Azucena has children who cannot, or choose not, to support her. She lives alone in Tonalá where she rents a small a room. She receives the government aid via the program “70 y mas,” which is minimal, amounting to about $50 dollars a month. She sells seeds in the market when she can to earn some extra money.
Tia Chelina is 83 years old. She lives alone on property owned by her brother. She doesn’t have any children, but has lots of nieces and nephews living in Napa, California. She loves to dance and is always in attendance at the different “bailes” (dances) in Tonalá … dancing to her beat!
Josefina is 86 years old. She is a widow and lives with her niece who is also a widow. Josefina is very active in the church and part of Acción Catholica (Catholic Action), a group of women who organize different events and prayer groups in the community.
Luisa is 79 years old and she has three children, one of whom she lives with in the community. She used to live with her sister until she fell ill. Luisa recently had an operation on her eyes as part of a government program, a free surgery that restored her vision.
Carmelita is 91 years old. She has children in Tonalá, but they do not take care of her. However, one of her daughters recently returned to Tonala from the United States to care for her. Carmelita’s daughter currently works washing clothing to bring in funds for them both.
Hermila is 83 years old. She doesn’t have any children and for many years lived with her sister. When her sister passed, she was forced to move out and now lives alone. Her nephew and his family, who just moved back to Tonala after years of living in Houston, Texas, are now looking after her. Two of her nephew’s children were born in the US and are part of a growing group of migrant children returning to live in Mexico.
Margarita is 95 years old.

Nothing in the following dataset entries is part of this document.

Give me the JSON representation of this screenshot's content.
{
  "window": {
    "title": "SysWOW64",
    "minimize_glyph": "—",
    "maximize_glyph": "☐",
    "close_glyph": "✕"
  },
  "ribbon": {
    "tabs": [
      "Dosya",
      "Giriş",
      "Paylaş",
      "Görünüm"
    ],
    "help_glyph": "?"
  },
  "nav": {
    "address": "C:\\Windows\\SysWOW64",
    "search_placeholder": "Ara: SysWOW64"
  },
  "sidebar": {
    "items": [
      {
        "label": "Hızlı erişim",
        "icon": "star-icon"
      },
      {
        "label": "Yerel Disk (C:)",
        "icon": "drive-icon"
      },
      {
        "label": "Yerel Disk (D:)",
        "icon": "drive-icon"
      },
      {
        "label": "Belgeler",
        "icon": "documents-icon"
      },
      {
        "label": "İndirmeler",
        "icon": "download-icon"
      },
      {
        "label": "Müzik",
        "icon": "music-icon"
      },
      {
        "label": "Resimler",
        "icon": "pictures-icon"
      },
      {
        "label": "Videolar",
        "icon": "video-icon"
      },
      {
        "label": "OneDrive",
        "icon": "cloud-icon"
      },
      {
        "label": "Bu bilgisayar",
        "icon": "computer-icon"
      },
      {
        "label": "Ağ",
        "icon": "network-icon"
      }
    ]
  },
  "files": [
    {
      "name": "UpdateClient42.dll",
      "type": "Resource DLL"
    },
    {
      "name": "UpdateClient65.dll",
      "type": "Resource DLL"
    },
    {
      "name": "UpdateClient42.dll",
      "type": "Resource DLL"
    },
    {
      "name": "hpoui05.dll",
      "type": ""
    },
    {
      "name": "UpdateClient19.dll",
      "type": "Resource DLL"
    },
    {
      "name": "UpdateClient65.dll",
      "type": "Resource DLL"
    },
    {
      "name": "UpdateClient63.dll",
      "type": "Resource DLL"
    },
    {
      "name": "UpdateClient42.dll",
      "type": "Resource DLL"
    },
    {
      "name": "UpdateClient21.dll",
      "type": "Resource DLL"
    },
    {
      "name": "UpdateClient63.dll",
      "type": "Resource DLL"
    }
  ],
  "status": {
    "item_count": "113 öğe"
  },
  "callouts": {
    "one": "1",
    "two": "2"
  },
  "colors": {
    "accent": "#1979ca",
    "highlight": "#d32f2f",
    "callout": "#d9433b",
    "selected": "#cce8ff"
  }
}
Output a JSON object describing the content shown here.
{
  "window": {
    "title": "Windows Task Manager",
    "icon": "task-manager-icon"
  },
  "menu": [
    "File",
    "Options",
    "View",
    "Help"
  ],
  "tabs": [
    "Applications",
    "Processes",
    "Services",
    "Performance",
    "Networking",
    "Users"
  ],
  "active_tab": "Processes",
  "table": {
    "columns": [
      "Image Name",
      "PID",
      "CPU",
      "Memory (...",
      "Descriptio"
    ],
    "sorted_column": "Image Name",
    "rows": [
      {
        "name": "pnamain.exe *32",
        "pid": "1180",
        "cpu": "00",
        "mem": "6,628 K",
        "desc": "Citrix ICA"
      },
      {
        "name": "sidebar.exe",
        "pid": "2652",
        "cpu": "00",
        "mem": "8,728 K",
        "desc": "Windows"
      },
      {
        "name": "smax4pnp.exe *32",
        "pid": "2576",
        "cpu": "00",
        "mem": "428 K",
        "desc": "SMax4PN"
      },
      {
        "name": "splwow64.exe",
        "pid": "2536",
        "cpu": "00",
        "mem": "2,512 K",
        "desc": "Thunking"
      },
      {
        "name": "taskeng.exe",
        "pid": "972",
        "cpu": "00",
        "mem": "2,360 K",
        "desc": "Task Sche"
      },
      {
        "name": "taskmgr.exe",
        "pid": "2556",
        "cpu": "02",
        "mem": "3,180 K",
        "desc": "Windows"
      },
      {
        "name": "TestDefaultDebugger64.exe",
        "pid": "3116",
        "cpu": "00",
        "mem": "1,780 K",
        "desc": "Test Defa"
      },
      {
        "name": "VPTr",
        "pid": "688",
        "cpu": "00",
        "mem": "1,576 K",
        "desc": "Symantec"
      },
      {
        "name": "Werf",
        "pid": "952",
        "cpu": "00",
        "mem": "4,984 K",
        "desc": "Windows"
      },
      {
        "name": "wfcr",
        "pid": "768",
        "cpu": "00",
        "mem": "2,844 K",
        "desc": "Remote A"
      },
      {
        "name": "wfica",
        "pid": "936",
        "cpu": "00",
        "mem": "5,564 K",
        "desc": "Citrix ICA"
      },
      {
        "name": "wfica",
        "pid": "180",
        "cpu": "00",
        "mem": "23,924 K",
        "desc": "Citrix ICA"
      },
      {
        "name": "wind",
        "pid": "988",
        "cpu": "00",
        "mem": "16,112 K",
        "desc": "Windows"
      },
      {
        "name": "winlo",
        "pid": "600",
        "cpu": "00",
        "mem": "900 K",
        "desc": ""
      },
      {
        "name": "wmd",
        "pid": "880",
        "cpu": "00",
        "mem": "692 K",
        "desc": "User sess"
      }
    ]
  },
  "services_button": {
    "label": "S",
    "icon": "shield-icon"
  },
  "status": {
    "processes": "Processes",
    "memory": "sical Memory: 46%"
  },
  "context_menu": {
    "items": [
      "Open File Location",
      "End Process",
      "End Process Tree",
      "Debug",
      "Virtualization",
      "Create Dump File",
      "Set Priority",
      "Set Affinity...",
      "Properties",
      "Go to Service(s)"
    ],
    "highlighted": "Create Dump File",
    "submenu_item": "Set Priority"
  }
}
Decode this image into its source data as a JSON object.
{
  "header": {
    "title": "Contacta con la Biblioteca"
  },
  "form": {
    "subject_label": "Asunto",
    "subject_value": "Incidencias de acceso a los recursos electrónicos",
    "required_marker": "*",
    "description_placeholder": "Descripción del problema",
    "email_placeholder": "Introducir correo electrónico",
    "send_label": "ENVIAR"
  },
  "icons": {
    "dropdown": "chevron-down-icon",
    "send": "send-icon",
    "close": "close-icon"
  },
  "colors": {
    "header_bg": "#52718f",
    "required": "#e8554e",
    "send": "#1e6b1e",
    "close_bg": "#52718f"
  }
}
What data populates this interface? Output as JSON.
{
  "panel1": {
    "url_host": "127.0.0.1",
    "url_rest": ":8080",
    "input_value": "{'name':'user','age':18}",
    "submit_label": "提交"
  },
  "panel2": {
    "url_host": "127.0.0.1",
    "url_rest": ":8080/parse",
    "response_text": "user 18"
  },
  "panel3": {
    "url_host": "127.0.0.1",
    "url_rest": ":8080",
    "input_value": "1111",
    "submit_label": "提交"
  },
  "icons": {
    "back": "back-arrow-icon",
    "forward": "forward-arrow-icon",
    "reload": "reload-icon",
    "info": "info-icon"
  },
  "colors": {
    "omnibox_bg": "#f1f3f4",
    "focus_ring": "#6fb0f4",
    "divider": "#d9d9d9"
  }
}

She lives with her son who works as a street sweeper in Tonalá, for which he receives $250 USD a month, not nearly enough to make ends meet for both him and his mother. Margarita has a candy shop that she has operated for over thirty years and where she continues to work. Many community members who have immigrated to Napa, California, still remember her as “Tia Margarita” who sold them candy as children.
Ricarda is 85 years old. She lives with her son and his family in Tonalá. Her daughter supports her as much as she can, but it’s difficult as her only income comes from selling juice at a local market. Doña Ricarda is known for having made the best empanadas de calabaza (squash empanadas) that she sold in the market. She was forced to abandon her business about two years ago after falling ill and losing the ability to walk on her own.
Don Francisco is 94 years old. He was remarried later in life, to a woman who took care of him until she fell ill and her children took her to live to Mexico City with them. He has been sad about the separation, but he is lucky to have his son and daughter-in-law who now take care of him. He was a singer in his youth and would be the first one to tell you that he loves to party! He was a campesino (farmer) his entire life, working and living off of the land.
Doña Catalina’s age is unknown, but thought to be in the mid-80s. She was an orphan and was raised by her aunt. Her husband was also an orphan who was one of the first braceros (manual labor immigrants) to go to the US from Tonalá. He returned to Santa Catarina, a neighboring town of Tonalá, after working in the states for a few years. He saw Catalina at a fiesta and from that moment he was certain he would marry her, and felt an especially strong connection after finding out she was also an orphan. Catalina lived a beautiful life with her husband who was a very hardworking man. As Catalina puts it, when her husband passed away, her life changed forever. She has one son who is unable to take care of her. Despite her struggle, Catalina has a beautiful spirit and always ends a sentence with a smile and a dash of laughter.
Proyecto Raices is currently in the process of becoming a formal Civil Association, or A.C. (Asociación Civil) as it’s referred to in Mexico; their website will also be up and running soon. Special thanks to Proyecto Raíces founders, Alejandra and Karen for their support in documenting the stories of these incredible elders.